▶ [Problem description]: I would like you to restate each record word for word.

======

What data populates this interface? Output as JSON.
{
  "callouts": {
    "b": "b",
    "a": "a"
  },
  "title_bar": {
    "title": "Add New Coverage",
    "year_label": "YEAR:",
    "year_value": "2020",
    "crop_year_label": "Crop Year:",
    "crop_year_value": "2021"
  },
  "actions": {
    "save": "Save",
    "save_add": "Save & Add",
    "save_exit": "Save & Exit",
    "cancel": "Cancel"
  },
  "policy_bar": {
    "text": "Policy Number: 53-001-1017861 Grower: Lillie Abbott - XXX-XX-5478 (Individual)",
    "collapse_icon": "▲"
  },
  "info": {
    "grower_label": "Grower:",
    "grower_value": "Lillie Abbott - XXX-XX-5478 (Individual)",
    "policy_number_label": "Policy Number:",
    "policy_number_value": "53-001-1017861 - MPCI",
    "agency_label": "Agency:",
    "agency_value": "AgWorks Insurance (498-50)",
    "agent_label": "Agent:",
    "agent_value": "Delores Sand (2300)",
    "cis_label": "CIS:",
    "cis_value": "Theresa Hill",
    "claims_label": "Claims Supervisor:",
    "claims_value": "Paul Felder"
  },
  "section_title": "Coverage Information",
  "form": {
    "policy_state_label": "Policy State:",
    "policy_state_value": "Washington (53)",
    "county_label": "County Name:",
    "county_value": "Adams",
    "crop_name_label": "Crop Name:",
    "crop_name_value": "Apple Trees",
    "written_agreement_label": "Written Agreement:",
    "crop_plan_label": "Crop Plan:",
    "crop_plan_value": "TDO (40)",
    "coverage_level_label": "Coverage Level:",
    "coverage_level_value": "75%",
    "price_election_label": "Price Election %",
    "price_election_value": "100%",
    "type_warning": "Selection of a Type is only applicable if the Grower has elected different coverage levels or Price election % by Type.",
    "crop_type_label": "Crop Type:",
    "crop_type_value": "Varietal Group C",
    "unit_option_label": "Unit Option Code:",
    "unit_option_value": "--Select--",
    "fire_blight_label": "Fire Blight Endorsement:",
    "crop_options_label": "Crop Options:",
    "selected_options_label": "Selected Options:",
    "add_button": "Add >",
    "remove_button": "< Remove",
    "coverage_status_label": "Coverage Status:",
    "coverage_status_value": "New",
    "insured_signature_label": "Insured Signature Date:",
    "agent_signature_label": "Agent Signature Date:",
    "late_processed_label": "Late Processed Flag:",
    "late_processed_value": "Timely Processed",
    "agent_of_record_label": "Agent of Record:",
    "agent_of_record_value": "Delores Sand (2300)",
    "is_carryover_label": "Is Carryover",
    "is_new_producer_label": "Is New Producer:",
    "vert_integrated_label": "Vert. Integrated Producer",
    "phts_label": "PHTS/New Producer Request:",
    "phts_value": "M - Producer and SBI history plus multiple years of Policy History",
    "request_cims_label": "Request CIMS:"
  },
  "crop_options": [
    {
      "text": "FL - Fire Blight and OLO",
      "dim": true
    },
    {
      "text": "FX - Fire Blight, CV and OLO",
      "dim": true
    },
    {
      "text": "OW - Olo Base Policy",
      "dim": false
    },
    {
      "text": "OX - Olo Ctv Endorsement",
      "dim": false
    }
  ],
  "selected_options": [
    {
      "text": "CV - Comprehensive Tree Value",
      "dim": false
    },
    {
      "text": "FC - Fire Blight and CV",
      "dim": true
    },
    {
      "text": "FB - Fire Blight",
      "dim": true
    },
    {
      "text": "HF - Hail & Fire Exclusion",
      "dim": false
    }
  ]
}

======

▶ [Task answer]:
What data populates this interface? Output as JSON.
{
  "callouts": {
    "b": "b",
    "a": "a"
  },
  "title_bar": {
    "title": "Add New Coverage",
    "year_label": "YEAR:",
    "year_value": "2020",
    "crop_year_label": "Crop Year:",
    "crop_year_value": "2021"
  },
  "actions": {
    "save": "Save",
    "save_add": "Save & Add",
    "save_exit": "Save & Exit",
    "cancel": "Cancel"
  },
  "policy_bar": {
    "text": "Policy Number: 53-001-1017861 Grower: Lillie Abbott - XXX-XX-5478 (Individual)",
    "collapse_icon": "▲"
  },
  "info": {
    "grower_label": "Grower:",
    "grower_value": "Lillie Abbott - XXX-XX-5478 (Individual)",
    "policy_number_label": "Policy Number:",
    "policy_number_value": "53-001-1017861 - MPCI",
    "agency_label": "Agency:",
    "agency_value": "AgWorks Insurance (498-50)",
    "agent_label": "Agent:",
    "agent_value": "Delores Sand (2300)",
    "cis_label": "CIS:",
    "cis_value": "Theresa Hill",
    "claims_label": "Claims Supervisor:",
    "claims_value": "Paul Felder"
  },
  "section_title": "Coverage Information",
  "form": {
    "policy_state_label": "Policy State:",
    "policy_state_value": "Washington (53)",
    "county_label": "County Name:",
    "county_value": "Adams",
    "crop_name_label": "Crop Name:",
    "crop_name_value": "Apple Trees",
    "written_agreement_label": "Written Agreement:",
    "crop_plan_label": "Crop Plan:",
    "crop_plan_value": "TDO (40)",
    "coverage_level_label": "Coverage Level:",
    "coverage_level_value": "75%",
    "price_election_label": "Price Election %",
    "price_election_value": "100%",
    "type_warning": "Selection of a Type is only applicable if the Grower has elected different coverage levels or Price election % by Type.",
    "crop_type_label": "Crop Type:",
    "crop_type_value": "Varietal Group C",
    "unit_option_label": "Unit Option Code:",
    "unit_option_value": "--Select--",
    "fire_blight_label": "Fire Blight Endorsement:",
    "crop_options_label": "Crop Options:",
    "selected_options_label": "Selected Options:",
    "add_button": "Add >",
    "remove_button": "< Remove",
    "coverage_status_label": "Coverage Status:",
    "coverage_status_value": "New",
    "insured_signature_label": "Insured Signature Date:",
    "agent_signature_label": "Agent Signature Date:",
    "late_processed_label": "Late Processed Flag:",
    "late_processed_value": "Timely Processed",
    "agent_of_record_label": "Agent of Record:",
    "agent_of_record_value": "Delores Sand (2300)",
    "is_carryover_label": "Is Carryover",
    "is_new_producer_label": "Is New Producer:",
    "vert_integrated_label": "Vert. Integrated Producer",
    "phts_label": "PHTS/New Producer Request:",
    "phts_value": "M - Producer and SBI history plus multiple years of Policy History",
    "request_cims_label": "Request CIMS:"
  },
  "crop_options": [
    {
      "text": "FL - Fire Blight and OLO",
      "dim": true
    },
    {
      "text": "FX - Fire Blight, CV and OLO",
      "dim": true
    },
    {
      "text": "OW - Olo Base Policy",
      "dim": false
    },
    {
      "text": "OX - Olo Ctv Endorsement",
      "dim": false
    }
  ],
  "selected_options": [
    {
      "text": "CV - Comprehensive Tree Value",
      "dim": false
    },
    {
      "text": "FC - Fire Blight and CV",
      "dim": true
    },
    {
      "text": "FB - Fire Blight",
      "dim": true
    },
    {
      "text": "HF - Hail & Fire Exclusion",
      "dim": false
    }
  ]
}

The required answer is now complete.